In Egypt we are back with documentary documents – about twenty thousand of them for the three centuries of the Roman province. These papyri, preserved in the dry sand, represent a miscellany of unselected waste paper. One use is anecdotal: we see ancient life, through its salvage, with the worm’s eye. Another might be sociological, even statistical; that makes difficulties; the material looks bulky, but the survival rate is in fact tiny, and skewed in time, place and class. Naphtali Lewis’s Life in Egypt under Roman Rule sticks mainly to the anecdotal: it is a wide-ranging and sharp-eyed ramble through towns and villages, farms and factories, banks and temples, law courts and government offices.

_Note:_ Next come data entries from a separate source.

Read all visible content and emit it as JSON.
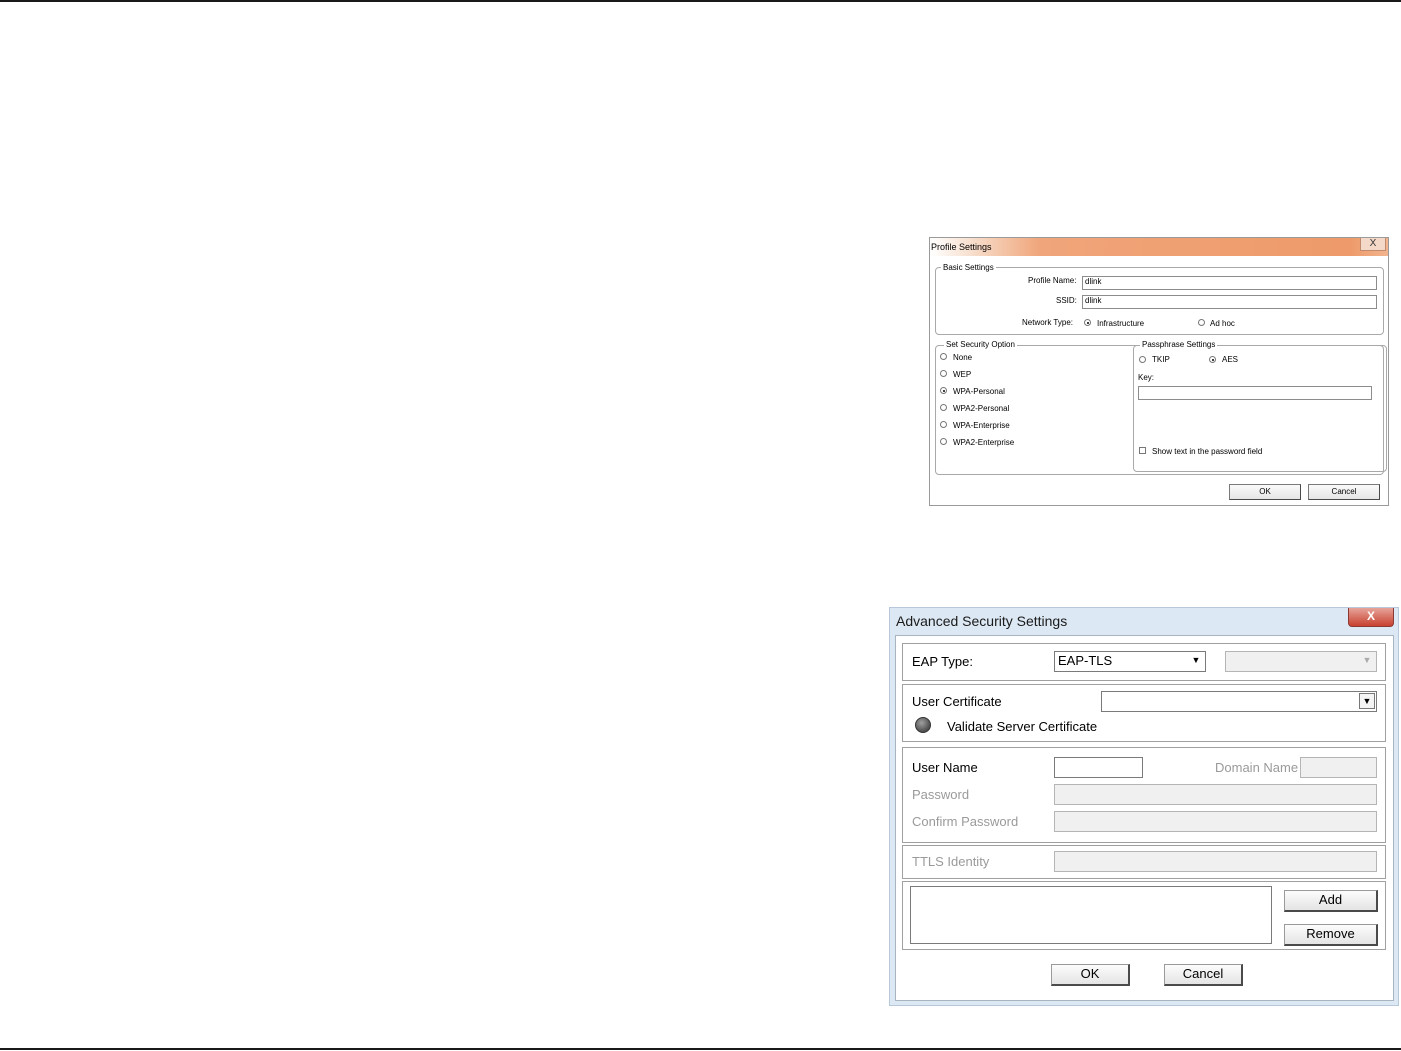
{
  "profile_settings": {
    "title": "Profile Settings",
    "close_glyph": "X",
    "basic": {
      "group_label": "Basic Settings",
      "profile_name_label": "Profile Name:",
      "profile_name_value": "dlink",
      "ssid_label": "SSID:",
      "ssid_value": "dlink",
      "network_type_label": "Network Type:",
      "infrastructure_label": "Infrastructure",
      "adhoc_label": "Ad hoc",
      "selected": "Infrastructure"
    },
    "security": {
      "group_label": "Set Security Option",
      "options": [
        "None",
        "WEP",
        "WPA-Personal",
        "WPA2-Personal",
        "WPA-Enterprise",
        "WPA2-Enterprise"
      ],
      "selected": "WPA-Personal"
    },
    "passphrase": {
      "group_label": "Passphrase Settings",
      "tkip_label": "TKIP",
      "aes_label": "AES",
      "selected": "AES",
      "key_label": "Key:",
      "key_value": "",
      "show_text_label": "Show text in the password field"
    },
    "ok_label": "OK",
    "cancel_label": "Cancel"
  },
  "advanced_security": {
    "title": "Advanced Security Settings",
    "close_glyph": "X",
    "eap_type_label": "EAP Type:",
    "eap_type_value": "EAP-TLS",
    "eap_subtype_value": "",
    "user_certificate_label": "User Certificate",
    "user_certificate_value": "",
    "validate_server_cert_label": "Validate Server Certificate",
    "user_name_label": "User Name",
    "user_name_value": "",
    "domain_name_label": "Domain Name",
    "domain_name_value": "",
    "password_label": "Password",
    "confirm_password_label": "Confirm Password",
    "ttls_identity_label": "TTLS Identity",
    "add_label": "Add",
    "remove_label": "Remove",
    "ok_label": "OK",
    "cancel_label": "Cancel"
  }
}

The reader will find a general narrative well balanced by direct quotation; an extraordinary range of detailed information, from books and bricks through death and diet to wine and wet-nurses; and an appealing emphasis on the practicalities – the winter coats in the store-room, the douceurs to policemen on the household accounts; five citizens in six leave their census return to the last moment, one petition a minute falls on the desk of the governor. Much is not Roman, but sempiternal. Egypt had always been a totalitarian economy run by a professional bureaucracy which, with its files and forms in sextuplicate, counted every head and exacted every penny. ‘Recall the condition of the farmer,’ writes a pharaonic satirist:
when the snake has carried off half the corn, and the hippopotamus has eaten up the rest ... The taxman lands on the river banks, the policemen with him carry sticks ... They say ‘Give corn.’ There is none. They beat him furiously. He is bound and thrown into the well. His children are in fetters. His neighbours abandon him and are fled. Thus their corn is gathered. But the taxman, he is at the head of everybody’s work.
The Romans took Egypt, since it was rich and strategically important; it remained an excrescence within the empire, isolated with its own calendar and its own currency. They did things to it: to ensure stability, they imposed a rigid class structure; to save running costs, they drafted unpaid amateurs to replace the professional administrators. But they altered nothing basic, even when, in pursuit of higher revenue, they might have wished to; the familiar cycle – poor harvest, unpaid tax, flight from land, diminished tax-base, amnesty and self-styled reform – comes round again and again. What makes the Roman province exceptional is the richness of the sources: marriages and wills, letters and memoranda, loans and leases and tax-receipts. Naphtali Lewis is the doyen of papyrologists: his mastery of the material makes this book the best – indeed by far the best – introduction to that waste-paper world.